Excerpts from an interface dataset:
--- --- ---

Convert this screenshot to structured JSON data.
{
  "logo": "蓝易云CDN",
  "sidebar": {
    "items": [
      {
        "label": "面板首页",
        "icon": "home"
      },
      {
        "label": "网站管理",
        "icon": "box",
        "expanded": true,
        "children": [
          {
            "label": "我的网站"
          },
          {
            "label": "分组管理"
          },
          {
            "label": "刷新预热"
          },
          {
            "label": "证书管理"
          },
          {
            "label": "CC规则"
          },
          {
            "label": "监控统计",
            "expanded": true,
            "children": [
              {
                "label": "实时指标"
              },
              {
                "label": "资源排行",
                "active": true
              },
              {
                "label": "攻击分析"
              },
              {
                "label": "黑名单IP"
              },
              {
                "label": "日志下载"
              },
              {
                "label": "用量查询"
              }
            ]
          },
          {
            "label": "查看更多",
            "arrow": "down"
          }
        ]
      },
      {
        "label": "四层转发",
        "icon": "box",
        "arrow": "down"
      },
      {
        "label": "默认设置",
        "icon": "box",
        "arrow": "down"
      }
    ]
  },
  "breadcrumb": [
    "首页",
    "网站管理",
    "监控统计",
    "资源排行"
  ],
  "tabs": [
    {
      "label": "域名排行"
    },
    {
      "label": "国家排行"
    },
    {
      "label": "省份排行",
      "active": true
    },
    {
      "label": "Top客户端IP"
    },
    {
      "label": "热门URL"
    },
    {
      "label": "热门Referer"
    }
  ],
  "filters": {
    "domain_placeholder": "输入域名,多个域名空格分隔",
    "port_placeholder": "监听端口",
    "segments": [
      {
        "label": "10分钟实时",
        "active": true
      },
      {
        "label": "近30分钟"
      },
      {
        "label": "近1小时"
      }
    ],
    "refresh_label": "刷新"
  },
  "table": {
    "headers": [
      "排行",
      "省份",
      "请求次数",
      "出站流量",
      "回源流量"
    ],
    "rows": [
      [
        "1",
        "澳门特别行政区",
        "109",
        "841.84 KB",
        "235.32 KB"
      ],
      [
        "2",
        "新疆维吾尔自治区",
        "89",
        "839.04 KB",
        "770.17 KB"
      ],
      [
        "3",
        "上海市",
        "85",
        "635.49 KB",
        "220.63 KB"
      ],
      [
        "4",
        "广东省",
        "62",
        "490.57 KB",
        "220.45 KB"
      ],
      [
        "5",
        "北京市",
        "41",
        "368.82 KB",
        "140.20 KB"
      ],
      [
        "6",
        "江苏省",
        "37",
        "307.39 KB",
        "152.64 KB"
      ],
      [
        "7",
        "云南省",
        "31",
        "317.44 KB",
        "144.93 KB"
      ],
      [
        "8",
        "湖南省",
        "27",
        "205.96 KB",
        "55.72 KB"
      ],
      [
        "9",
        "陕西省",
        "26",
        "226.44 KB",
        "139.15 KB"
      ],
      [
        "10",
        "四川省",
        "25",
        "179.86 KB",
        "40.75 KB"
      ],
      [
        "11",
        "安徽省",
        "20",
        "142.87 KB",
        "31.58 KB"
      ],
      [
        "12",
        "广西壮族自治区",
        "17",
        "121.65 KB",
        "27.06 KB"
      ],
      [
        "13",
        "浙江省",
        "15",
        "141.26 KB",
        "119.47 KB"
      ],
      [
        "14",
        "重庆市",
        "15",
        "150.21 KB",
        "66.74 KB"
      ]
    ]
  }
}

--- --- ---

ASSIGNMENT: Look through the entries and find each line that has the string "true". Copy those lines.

RESPONSE TO THIS EXERCISE:
        "expanded": true,
            "expanded": true,
                "active": true
      "active": true
        "active": true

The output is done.